▸ **WORK ITEM**
Where a line contains the word "avatar", copy that line from the records below.

(Beginning of DATA FOR ANALYSIS)

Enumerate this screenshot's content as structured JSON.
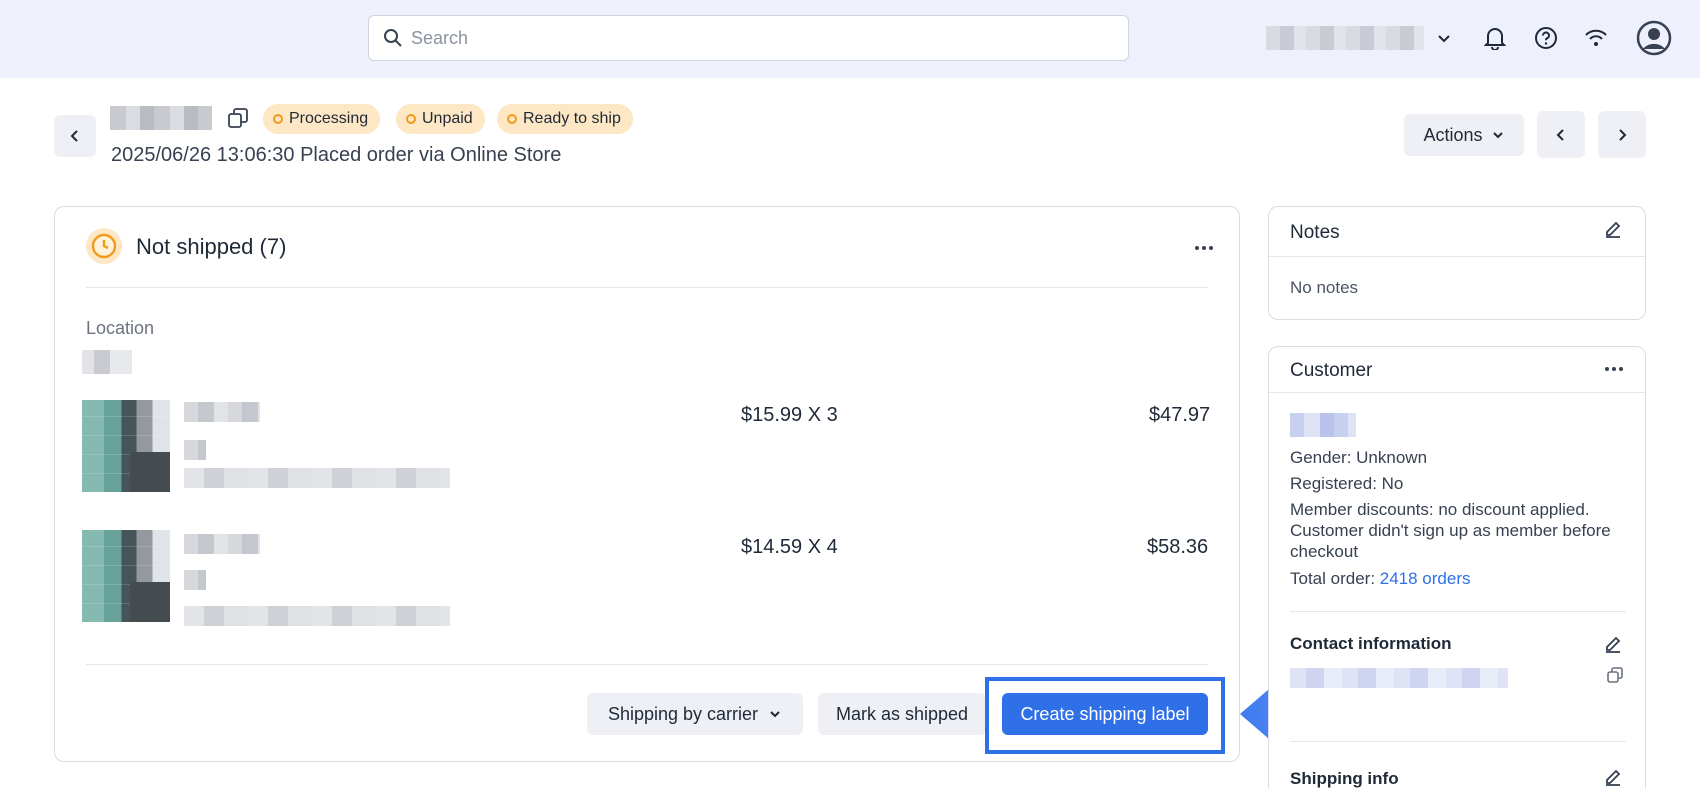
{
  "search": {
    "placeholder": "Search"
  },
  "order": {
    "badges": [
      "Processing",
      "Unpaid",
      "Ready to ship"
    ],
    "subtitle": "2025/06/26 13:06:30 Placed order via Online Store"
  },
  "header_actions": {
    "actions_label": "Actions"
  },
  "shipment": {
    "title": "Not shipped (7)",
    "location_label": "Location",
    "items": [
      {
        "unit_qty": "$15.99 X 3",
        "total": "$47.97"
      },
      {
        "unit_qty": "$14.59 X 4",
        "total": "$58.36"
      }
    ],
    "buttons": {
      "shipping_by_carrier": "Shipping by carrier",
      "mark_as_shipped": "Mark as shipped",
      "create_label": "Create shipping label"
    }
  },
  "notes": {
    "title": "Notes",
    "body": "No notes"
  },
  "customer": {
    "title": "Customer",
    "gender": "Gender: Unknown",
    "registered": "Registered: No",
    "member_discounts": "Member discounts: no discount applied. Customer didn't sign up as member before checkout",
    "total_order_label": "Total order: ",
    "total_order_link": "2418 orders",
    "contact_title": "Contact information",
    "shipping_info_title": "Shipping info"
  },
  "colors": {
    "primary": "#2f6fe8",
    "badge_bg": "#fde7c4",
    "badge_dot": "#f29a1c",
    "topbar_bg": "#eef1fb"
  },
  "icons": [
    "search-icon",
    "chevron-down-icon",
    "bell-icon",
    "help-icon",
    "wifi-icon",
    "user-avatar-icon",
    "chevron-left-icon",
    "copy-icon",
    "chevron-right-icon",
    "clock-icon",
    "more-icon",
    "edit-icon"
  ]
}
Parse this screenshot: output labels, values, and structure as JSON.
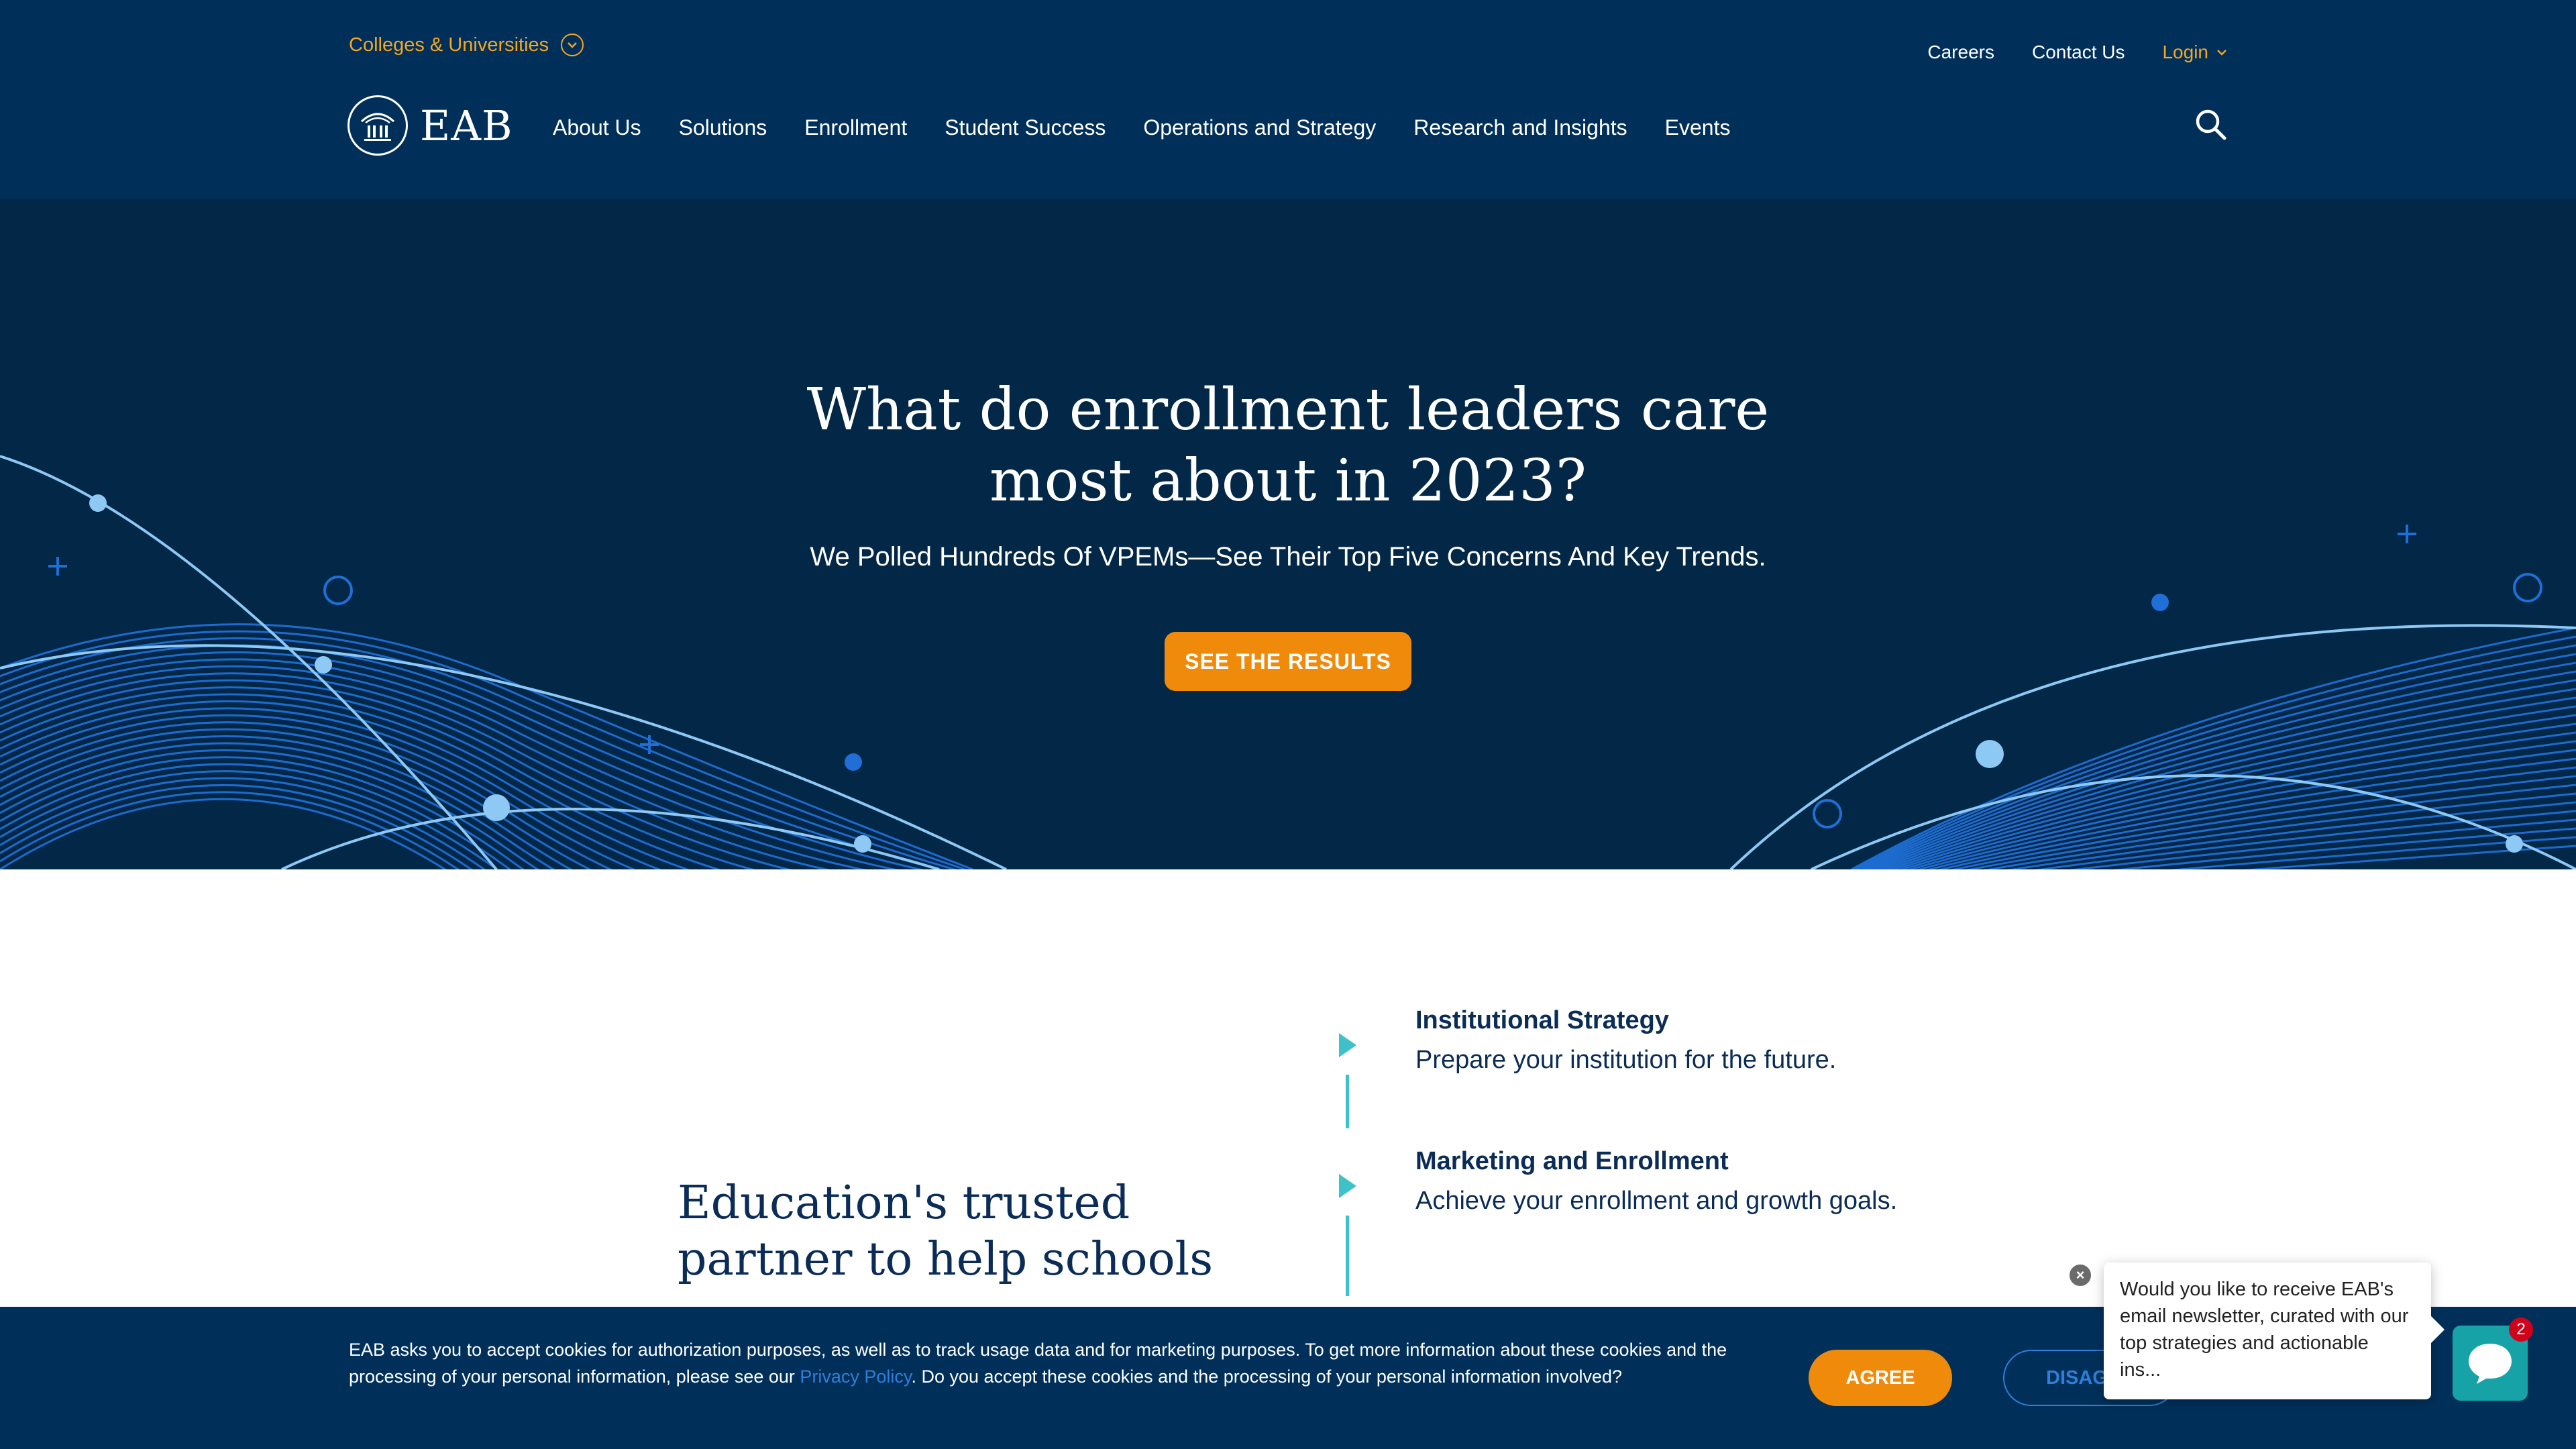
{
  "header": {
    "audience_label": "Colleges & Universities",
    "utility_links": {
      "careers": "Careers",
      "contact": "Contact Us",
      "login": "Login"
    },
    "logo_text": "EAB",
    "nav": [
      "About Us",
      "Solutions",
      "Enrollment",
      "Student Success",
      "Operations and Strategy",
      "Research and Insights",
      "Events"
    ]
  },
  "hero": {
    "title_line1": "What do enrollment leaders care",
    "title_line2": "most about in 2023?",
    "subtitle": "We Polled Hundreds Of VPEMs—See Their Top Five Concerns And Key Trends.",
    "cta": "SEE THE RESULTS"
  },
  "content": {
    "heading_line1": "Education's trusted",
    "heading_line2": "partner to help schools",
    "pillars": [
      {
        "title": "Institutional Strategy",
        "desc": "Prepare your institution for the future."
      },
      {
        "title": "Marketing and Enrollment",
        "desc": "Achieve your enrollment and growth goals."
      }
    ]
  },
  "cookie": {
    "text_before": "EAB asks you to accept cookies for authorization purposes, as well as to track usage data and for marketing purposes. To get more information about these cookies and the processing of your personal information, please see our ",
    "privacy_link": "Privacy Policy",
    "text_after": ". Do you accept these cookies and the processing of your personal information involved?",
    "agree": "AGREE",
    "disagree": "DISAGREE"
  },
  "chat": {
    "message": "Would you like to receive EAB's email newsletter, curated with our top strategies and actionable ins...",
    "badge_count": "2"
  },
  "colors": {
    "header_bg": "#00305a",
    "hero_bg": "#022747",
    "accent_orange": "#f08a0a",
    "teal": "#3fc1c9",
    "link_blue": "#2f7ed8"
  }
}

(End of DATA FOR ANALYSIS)
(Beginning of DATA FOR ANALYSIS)

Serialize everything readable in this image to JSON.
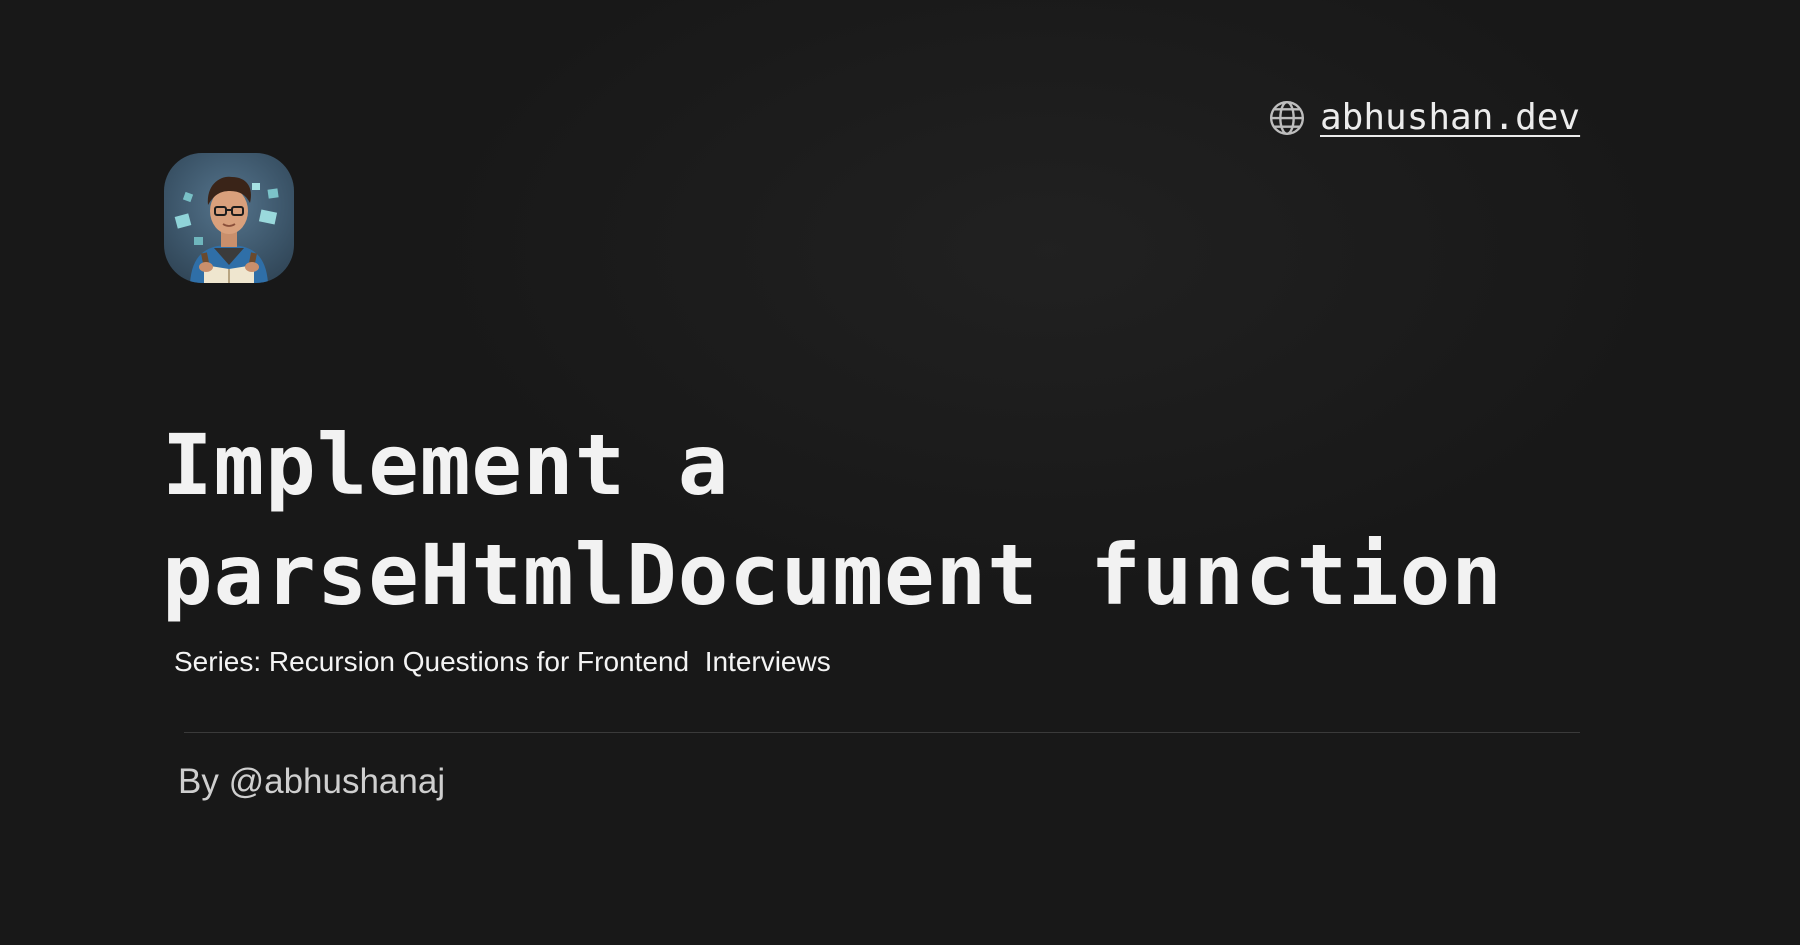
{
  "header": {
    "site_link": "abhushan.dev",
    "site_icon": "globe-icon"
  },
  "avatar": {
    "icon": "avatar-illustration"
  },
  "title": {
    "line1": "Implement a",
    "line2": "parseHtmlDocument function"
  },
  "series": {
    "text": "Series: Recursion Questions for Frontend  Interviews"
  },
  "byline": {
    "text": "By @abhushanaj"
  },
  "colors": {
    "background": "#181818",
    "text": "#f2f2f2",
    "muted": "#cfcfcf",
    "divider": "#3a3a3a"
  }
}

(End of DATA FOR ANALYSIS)

▸ **RESPONSE AREA**
    "user-avatar-icon",
  "avatar": {
    "icon": "avatar-illustration"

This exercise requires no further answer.